So, how can you share this unique company selling point (a strong culture) in a way that attracts talented candidates? How can you use it to boost your brand in the eyes of potential customers? Here are a few tips.
Let teams speak in their own words.
Don’t assume the review of the company CEO will have as much impact as that of a regular, nonbiased employee. It won’t. You can produce a polished sales pitch for new candidates if you like, but your pitch won’t hold up against an honest, unvarnished employee review on a social media site. So, ask your teams to talk up the company on their social feeds! Offer rewards and incentives for successful referrals of friends and family.
Ask for exit interviews and put them to use.
When an employee leaves the company, it may be for one of two reasons: She was happy here, but she found something better. OR she wasn’t happy here. In either case, you’ll want to find out which one applies. An honest exit interview can help you better understand what you’re doing wrong, or better yet, what you’re doing right. When you fully understand why employees love working for you, you can share that information with recruits.
Leverage your digital footprint.
Make sure everyone on the internet can easily find your company (apply strong SEO strategy to boost your name in search results), and when they find you, make sure they see something positive. For example, a beautifully designed and user-friendly website, positive articles about your successes, or great reviews from publications that rate workplace quality.
When an employee complains about a safety issue, a fairness issue or another workplace negative, don’t just brush it off or try to silence the employee. That rarely goes well. Just take a breath, gather your courage and solve the problem. Face trouble head-on, don’t hide from it. In the end, you’ll gain the approval of your current teams, and reputations travel fast.
Recent job seekers, new employees, younger workers and tech-savvy millennials all know things you don’t about what makes a workplace appealing. So, ask them. When you hire someone new, ask them how they found out about you and why they decided to apply. Ask them what they look for in a company and how they typically search for work. Go to those sources and leverage them, even if you’ve never heard of them before.

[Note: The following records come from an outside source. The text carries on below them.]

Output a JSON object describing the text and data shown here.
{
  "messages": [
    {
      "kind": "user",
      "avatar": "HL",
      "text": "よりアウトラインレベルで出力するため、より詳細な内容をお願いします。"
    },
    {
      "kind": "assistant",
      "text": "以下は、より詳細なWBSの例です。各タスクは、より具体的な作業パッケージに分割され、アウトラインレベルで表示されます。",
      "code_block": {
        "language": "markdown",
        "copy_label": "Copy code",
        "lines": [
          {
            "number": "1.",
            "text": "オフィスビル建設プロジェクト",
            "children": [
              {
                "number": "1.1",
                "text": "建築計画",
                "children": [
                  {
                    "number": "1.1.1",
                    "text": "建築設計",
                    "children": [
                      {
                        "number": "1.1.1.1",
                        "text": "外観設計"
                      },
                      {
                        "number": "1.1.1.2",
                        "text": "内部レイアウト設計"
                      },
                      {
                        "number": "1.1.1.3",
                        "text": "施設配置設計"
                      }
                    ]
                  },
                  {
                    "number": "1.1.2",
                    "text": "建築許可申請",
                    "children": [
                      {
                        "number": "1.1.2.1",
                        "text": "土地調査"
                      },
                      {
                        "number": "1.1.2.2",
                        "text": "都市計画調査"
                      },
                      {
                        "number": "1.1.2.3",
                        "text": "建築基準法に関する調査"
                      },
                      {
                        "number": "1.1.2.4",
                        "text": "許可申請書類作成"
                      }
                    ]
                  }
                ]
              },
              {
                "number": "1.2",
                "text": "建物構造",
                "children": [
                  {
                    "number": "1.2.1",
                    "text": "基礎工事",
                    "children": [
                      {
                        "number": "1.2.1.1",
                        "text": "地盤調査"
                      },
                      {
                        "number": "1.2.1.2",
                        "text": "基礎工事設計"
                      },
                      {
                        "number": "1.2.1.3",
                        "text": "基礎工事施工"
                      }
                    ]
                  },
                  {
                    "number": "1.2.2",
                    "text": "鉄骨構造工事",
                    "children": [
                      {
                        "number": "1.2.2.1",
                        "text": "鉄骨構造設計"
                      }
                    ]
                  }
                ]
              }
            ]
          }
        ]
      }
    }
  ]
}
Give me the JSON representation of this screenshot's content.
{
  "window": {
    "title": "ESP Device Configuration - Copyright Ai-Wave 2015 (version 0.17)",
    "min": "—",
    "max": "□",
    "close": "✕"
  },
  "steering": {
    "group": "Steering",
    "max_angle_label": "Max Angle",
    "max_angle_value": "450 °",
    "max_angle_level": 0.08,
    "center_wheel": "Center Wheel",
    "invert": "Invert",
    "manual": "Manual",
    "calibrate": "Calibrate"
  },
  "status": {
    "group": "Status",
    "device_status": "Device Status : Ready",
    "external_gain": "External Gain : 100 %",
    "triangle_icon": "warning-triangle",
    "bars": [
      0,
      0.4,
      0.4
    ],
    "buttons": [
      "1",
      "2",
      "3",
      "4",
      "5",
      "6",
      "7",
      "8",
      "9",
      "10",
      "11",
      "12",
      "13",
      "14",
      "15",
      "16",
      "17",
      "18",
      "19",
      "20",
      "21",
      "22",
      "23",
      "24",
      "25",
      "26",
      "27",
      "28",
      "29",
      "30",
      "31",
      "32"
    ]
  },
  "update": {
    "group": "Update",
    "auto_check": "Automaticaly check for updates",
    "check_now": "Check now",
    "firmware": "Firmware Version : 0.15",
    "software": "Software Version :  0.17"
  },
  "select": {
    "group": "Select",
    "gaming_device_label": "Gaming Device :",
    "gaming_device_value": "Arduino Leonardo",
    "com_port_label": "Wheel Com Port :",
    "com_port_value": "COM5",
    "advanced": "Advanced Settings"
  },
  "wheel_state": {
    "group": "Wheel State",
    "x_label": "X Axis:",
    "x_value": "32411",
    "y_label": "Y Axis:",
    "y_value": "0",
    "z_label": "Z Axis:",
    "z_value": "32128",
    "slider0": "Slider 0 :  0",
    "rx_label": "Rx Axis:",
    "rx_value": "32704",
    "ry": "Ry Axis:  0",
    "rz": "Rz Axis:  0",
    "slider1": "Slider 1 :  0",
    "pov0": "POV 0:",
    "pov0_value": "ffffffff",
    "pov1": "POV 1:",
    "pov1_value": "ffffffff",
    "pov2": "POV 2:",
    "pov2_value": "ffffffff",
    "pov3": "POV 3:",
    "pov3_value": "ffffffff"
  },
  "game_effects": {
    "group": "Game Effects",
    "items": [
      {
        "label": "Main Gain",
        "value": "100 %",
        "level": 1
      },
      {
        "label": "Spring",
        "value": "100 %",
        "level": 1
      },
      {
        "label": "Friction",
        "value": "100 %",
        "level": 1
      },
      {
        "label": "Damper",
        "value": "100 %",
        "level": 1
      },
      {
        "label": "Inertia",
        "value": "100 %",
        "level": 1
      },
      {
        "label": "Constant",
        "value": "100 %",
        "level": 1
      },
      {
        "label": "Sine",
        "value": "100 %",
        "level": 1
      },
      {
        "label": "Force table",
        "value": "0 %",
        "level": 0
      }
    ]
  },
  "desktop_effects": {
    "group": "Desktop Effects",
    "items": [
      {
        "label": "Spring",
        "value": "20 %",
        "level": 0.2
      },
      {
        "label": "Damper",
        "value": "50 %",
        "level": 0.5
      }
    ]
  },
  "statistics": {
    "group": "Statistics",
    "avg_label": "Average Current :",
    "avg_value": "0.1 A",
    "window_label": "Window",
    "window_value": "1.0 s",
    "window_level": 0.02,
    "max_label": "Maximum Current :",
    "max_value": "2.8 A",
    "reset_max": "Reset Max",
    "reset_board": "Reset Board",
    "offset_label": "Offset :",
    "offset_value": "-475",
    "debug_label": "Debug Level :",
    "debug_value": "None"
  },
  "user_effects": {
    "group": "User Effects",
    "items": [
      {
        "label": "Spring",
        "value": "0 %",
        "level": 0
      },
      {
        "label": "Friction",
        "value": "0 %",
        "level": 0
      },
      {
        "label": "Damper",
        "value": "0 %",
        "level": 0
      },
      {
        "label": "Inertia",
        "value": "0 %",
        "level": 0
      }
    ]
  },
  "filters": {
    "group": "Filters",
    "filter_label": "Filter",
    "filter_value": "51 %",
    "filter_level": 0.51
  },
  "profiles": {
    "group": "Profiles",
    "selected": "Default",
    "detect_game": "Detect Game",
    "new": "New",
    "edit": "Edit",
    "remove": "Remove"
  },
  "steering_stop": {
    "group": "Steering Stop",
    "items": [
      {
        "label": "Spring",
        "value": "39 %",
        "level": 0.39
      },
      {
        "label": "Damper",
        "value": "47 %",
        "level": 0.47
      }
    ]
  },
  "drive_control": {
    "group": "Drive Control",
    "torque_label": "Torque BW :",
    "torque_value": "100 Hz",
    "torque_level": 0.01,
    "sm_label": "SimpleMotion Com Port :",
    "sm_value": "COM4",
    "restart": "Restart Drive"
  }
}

For more on how to grab the attention of the best and most talented job seekers in the marketplace, reach out to the recruiting experts at Extension.